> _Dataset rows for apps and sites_
-----

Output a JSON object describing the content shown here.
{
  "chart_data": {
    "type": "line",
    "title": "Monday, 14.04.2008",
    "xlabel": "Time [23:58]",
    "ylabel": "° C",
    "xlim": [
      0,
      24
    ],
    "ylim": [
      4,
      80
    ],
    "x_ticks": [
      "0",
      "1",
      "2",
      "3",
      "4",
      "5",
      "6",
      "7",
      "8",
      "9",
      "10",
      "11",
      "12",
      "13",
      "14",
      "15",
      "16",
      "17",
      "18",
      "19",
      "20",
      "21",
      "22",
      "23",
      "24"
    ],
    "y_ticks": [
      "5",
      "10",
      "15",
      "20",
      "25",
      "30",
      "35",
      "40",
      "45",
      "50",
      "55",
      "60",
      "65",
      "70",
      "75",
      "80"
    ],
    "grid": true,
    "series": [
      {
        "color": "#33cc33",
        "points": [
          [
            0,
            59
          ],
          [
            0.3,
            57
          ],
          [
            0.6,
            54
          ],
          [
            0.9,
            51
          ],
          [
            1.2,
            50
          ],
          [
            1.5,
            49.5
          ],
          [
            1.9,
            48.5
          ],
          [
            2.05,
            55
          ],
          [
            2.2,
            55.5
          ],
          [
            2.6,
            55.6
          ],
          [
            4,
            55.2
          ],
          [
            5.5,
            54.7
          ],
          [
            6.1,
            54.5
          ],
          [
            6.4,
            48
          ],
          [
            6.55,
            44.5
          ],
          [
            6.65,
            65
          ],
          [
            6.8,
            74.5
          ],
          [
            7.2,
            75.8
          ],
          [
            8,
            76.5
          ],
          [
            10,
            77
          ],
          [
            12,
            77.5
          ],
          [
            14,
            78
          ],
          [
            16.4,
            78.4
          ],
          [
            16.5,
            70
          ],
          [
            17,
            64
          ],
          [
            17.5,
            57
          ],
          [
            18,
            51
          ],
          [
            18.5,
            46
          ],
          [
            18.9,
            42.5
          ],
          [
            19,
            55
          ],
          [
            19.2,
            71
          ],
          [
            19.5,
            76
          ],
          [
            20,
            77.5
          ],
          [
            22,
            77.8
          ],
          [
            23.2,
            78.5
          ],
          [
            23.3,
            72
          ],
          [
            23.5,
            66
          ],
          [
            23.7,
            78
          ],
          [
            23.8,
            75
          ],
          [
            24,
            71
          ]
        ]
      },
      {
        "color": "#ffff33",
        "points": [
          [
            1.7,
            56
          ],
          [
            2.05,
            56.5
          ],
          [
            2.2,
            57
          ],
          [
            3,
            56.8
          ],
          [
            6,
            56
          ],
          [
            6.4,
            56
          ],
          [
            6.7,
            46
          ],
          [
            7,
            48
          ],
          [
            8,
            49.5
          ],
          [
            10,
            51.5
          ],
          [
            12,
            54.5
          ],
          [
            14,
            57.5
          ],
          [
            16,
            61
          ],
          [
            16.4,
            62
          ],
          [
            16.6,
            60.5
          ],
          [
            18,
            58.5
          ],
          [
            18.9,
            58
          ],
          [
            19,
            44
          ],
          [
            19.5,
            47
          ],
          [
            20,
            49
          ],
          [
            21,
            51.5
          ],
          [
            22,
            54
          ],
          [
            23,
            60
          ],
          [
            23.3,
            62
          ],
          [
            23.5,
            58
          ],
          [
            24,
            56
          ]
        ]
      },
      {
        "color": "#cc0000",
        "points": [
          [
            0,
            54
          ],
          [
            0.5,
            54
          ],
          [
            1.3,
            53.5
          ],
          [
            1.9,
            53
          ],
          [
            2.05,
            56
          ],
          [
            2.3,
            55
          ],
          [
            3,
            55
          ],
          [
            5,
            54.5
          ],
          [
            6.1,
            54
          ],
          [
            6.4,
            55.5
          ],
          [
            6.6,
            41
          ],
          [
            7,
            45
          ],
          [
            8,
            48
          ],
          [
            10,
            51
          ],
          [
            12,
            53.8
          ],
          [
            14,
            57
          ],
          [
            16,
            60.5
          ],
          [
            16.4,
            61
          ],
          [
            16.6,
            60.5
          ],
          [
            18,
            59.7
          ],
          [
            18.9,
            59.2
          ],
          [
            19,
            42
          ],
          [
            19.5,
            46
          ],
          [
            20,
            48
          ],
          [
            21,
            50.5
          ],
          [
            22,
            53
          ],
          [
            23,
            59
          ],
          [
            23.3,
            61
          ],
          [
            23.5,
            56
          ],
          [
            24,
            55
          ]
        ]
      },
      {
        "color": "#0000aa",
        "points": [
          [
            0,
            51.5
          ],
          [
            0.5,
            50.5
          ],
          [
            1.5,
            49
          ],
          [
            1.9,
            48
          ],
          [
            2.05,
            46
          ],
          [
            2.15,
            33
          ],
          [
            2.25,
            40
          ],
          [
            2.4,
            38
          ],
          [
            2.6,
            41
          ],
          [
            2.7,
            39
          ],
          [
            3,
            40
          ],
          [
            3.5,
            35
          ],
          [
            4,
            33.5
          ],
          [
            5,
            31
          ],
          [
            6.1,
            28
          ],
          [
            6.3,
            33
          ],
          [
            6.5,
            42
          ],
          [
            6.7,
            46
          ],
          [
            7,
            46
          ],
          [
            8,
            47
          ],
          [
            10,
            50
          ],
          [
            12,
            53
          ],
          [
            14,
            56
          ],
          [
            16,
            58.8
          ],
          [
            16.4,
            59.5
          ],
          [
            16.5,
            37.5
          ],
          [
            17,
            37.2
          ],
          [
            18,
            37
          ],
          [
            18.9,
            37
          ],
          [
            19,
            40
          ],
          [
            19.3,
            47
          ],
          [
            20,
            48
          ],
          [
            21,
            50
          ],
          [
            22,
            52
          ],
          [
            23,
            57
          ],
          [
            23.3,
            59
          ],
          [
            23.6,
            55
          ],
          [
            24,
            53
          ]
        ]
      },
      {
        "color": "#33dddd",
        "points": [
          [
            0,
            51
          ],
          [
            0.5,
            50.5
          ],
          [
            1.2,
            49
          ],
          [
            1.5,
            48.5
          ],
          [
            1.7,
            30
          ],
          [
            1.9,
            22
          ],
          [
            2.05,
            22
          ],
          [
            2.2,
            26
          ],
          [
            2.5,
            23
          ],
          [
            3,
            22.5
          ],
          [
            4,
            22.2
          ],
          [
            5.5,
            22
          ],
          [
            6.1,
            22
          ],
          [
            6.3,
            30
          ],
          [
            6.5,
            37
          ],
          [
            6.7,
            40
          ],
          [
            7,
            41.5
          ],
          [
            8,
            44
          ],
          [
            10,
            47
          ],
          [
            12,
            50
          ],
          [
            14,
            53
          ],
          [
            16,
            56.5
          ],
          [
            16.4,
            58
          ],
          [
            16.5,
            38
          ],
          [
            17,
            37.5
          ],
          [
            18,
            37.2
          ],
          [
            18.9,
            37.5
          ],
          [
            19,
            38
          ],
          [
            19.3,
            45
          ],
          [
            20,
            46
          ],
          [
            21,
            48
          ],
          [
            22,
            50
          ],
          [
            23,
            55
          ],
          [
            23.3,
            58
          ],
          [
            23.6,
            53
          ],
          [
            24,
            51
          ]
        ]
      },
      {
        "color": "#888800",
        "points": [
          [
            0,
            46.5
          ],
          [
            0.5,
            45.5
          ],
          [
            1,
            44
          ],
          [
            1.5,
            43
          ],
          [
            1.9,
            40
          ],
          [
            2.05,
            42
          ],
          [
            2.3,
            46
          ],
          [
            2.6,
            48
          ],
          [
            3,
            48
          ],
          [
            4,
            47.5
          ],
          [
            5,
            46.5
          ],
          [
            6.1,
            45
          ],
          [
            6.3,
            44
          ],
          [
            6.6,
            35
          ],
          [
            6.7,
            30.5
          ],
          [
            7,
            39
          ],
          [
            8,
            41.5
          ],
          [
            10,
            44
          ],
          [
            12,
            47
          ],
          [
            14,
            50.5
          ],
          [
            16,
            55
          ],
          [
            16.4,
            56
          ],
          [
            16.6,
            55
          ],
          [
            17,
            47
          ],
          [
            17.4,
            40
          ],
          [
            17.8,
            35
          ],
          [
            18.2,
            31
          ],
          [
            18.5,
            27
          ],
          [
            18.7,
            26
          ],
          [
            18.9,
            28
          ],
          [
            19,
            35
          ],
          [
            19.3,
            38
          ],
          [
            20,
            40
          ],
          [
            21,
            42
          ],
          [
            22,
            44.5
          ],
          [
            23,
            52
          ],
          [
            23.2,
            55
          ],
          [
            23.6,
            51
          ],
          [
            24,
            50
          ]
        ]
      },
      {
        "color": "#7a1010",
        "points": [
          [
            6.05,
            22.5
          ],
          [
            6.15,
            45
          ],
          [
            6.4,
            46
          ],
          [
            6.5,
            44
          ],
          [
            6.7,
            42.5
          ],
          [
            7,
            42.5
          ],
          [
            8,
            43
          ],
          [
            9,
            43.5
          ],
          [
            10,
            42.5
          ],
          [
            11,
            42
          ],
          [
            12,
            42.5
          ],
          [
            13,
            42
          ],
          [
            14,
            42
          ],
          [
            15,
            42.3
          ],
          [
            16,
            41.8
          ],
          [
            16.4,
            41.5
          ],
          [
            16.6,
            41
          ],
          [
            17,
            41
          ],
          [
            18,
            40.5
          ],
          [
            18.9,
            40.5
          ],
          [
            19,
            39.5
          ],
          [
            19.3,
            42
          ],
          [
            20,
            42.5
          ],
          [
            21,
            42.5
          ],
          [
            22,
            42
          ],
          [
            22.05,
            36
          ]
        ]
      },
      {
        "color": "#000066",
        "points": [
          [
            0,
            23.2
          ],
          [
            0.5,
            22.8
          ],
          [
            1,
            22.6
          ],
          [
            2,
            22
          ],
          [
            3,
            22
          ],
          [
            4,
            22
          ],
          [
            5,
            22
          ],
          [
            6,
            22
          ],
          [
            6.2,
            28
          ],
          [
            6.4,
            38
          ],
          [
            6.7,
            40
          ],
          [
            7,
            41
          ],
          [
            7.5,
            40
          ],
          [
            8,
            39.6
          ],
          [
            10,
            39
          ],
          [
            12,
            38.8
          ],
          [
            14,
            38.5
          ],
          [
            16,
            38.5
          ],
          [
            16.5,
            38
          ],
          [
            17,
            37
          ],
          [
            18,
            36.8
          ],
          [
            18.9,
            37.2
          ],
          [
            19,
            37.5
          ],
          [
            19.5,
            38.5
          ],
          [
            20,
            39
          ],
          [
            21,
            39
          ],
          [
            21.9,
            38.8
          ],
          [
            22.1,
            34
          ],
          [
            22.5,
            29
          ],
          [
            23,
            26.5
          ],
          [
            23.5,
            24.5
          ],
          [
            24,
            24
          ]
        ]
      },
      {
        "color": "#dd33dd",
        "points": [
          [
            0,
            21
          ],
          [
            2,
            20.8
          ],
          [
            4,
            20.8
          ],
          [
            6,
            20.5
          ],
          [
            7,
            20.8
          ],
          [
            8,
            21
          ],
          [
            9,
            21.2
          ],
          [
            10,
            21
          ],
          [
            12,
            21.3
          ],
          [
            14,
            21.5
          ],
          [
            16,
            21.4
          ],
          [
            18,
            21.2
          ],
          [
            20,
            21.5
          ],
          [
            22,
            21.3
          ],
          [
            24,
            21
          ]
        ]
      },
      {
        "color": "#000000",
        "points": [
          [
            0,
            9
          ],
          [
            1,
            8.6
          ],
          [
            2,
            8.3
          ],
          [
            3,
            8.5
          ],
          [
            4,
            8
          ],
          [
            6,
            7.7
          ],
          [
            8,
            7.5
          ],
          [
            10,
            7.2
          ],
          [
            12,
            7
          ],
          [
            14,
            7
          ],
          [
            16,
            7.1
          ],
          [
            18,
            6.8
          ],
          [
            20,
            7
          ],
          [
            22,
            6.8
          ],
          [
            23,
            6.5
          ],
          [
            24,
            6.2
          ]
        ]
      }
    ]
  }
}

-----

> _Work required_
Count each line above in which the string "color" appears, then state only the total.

> _Answer space_
10